**ACTION ITEM**.
Among the entries that follow, find every line with the word "forward" and copy it.

**TASK DATA**.

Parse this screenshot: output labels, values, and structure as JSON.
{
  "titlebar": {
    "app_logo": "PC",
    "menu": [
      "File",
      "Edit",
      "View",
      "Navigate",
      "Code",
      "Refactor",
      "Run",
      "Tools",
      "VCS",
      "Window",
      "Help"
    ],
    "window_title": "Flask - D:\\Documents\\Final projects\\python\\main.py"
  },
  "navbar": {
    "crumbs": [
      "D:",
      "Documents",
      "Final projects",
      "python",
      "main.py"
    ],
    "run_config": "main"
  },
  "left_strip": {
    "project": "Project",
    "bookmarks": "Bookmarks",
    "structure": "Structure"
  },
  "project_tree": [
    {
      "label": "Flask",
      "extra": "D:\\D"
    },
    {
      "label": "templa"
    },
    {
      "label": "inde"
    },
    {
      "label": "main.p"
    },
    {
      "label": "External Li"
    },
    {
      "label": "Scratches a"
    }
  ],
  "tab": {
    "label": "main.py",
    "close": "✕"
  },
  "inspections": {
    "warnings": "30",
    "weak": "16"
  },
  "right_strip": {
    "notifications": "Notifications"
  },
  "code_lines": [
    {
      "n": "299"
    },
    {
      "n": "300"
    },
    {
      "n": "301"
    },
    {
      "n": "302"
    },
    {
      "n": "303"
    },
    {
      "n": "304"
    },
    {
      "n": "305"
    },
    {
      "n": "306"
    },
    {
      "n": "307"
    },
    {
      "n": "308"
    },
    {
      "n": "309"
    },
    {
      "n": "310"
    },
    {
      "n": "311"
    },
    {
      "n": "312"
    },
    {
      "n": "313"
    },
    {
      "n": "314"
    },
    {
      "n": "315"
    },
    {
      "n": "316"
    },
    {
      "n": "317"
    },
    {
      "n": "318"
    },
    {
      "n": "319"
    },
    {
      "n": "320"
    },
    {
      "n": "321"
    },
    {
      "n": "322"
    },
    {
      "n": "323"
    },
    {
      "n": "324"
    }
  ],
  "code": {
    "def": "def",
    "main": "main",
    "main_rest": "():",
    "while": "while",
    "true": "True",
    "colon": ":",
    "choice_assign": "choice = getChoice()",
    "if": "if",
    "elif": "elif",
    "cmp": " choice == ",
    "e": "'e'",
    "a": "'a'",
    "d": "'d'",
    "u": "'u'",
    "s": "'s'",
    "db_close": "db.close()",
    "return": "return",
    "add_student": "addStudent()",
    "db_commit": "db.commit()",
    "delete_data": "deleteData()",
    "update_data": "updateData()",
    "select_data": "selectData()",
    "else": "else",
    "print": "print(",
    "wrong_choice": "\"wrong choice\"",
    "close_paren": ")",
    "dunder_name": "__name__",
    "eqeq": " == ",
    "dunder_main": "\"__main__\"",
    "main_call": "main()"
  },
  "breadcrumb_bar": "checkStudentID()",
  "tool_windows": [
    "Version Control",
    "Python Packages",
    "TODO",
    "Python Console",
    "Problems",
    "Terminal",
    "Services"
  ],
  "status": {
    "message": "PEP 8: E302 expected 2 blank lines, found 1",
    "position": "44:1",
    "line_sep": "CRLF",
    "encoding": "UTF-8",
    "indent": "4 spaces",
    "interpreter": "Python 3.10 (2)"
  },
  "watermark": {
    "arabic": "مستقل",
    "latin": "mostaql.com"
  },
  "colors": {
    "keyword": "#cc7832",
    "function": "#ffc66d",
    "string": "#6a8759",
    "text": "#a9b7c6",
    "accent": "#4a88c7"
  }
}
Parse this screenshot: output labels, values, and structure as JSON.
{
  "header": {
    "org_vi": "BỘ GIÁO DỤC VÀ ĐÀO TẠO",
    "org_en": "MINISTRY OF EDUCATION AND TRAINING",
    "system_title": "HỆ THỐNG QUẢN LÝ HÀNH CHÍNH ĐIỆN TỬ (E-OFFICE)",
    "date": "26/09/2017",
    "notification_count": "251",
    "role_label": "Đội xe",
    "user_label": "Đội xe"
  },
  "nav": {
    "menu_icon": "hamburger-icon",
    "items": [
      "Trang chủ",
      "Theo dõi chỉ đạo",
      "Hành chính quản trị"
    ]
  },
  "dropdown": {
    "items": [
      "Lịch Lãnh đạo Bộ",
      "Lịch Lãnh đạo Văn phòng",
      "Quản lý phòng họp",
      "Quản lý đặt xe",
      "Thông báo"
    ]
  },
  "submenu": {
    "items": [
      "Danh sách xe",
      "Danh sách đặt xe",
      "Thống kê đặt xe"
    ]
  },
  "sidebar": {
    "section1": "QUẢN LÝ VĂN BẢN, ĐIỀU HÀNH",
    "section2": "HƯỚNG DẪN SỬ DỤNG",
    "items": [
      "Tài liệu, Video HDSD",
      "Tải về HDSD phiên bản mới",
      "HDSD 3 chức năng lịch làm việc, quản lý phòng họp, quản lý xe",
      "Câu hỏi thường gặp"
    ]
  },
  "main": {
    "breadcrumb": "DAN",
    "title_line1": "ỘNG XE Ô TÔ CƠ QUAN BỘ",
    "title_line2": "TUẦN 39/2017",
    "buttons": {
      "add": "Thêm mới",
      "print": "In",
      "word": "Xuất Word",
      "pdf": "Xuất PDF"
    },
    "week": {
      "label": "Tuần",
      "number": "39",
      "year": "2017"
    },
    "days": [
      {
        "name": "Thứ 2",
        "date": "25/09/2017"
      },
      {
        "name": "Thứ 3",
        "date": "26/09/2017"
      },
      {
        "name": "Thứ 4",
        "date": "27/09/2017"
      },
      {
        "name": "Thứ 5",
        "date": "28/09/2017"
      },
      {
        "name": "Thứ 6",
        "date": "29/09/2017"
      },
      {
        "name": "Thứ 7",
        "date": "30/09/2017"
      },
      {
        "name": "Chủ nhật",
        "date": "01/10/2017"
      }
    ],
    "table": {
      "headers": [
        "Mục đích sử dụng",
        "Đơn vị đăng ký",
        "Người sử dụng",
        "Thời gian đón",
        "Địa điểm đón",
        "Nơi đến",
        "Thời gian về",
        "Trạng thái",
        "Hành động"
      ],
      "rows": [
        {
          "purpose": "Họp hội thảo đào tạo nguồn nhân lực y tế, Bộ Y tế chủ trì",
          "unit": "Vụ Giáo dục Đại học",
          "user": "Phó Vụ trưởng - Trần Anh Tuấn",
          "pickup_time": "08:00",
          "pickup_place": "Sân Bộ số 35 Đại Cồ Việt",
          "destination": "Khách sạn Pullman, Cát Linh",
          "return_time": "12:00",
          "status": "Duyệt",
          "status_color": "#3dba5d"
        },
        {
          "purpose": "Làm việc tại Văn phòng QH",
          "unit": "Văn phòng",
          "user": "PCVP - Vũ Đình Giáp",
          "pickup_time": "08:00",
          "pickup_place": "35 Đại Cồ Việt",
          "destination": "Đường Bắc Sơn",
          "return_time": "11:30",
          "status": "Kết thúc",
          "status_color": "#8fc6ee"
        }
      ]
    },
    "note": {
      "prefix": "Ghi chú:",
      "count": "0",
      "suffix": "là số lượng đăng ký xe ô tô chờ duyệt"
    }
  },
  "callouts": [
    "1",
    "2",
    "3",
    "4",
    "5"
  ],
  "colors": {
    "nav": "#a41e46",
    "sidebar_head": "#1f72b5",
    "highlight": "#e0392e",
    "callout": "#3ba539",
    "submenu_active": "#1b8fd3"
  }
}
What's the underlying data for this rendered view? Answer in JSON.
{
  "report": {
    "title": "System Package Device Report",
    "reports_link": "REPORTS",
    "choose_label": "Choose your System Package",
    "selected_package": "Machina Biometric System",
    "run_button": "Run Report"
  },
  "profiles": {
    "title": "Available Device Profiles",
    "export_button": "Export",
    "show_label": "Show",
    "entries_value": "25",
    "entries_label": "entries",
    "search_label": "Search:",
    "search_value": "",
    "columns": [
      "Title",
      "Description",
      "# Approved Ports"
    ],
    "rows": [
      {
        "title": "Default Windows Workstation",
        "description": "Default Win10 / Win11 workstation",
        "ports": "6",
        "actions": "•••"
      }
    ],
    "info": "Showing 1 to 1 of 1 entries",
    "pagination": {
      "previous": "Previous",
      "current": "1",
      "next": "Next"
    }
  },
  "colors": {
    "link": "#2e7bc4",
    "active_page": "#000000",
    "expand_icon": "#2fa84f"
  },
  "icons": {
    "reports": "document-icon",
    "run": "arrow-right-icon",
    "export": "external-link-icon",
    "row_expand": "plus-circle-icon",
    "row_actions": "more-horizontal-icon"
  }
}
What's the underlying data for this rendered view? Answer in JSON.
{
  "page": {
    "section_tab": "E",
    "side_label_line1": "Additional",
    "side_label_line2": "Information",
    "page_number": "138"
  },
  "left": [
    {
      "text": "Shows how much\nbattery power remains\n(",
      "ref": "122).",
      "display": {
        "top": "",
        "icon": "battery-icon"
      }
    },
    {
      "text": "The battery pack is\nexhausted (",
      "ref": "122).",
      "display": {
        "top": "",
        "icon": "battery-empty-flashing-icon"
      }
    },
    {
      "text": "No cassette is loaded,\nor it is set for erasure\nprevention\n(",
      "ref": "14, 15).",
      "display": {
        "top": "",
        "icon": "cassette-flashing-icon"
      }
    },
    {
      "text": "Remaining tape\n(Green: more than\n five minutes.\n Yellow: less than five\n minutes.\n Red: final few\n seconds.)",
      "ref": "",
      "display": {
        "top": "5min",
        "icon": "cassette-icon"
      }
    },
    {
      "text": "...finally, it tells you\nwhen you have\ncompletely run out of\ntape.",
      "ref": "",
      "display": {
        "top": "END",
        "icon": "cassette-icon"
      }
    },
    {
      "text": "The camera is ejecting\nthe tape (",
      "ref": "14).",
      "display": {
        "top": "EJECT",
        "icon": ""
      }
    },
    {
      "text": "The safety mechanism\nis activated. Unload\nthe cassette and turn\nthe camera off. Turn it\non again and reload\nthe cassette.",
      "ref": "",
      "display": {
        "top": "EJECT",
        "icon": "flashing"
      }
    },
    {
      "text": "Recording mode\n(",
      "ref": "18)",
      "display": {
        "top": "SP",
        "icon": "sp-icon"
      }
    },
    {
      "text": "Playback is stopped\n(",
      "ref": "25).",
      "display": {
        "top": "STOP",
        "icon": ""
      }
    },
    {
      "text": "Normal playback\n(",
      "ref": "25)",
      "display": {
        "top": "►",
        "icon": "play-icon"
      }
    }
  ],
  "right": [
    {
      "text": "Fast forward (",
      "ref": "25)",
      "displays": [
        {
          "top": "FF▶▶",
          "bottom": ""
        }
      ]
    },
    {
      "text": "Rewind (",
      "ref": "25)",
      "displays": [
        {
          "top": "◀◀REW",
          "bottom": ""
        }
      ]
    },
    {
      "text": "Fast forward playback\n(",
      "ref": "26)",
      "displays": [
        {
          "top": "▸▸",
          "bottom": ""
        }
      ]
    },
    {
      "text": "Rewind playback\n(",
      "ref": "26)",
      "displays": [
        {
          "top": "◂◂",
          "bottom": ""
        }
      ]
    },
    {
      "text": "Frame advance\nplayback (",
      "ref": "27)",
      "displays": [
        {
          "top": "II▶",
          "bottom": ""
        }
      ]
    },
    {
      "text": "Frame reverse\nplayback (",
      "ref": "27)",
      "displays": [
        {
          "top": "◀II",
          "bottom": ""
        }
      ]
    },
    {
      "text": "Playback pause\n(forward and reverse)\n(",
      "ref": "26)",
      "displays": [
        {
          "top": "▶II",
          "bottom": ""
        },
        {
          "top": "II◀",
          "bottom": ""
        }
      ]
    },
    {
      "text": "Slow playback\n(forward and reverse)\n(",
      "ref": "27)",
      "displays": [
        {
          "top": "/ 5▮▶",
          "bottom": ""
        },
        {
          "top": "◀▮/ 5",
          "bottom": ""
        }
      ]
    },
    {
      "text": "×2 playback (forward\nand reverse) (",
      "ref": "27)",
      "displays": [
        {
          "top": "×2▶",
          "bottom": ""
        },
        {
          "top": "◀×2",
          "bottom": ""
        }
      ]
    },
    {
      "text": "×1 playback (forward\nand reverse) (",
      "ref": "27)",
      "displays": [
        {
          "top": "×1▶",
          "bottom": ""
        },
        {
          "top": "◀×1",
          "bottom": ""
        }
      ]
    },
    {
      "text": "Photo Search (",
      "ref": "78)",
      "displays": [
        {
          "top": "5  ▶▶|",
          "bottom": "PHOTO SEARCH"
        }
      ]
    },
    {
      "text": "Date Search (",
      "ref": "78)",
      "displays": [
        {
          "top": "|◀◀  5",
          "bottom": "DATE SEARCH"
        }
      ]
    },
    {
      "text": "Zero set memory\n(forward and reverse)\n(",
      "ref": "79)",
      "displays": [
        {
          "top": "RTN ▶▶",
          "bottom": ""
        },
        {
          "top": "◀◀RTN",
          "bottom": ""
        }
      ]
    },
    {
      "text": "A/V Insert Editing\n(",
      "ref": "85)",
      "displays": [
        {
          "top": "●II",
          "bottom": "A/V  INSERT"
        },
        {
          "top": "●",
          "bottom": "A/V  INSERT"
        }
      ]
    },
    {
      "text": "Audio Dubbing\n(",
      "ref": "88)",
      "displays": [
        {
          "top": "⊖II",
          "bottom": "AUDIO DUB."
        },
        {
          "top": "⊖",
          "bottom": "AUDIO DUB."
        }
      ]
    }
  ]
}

**ANSWER TO THIS PROBLEM**.
      "text": "Fast forward (",
      "text": "Fast forward playback\n(",
      "text": "Playback pause\n(forward and reverse)\n(",
      "text": "Slow playback\n(forward and reverse)\n(",
      "text": "×2 playback (forward\nand reverse) (",
      "text": "×1 playback (forward\nand reverse) (",
      "text": "Zero set memory\n(forward and reverse)\n(",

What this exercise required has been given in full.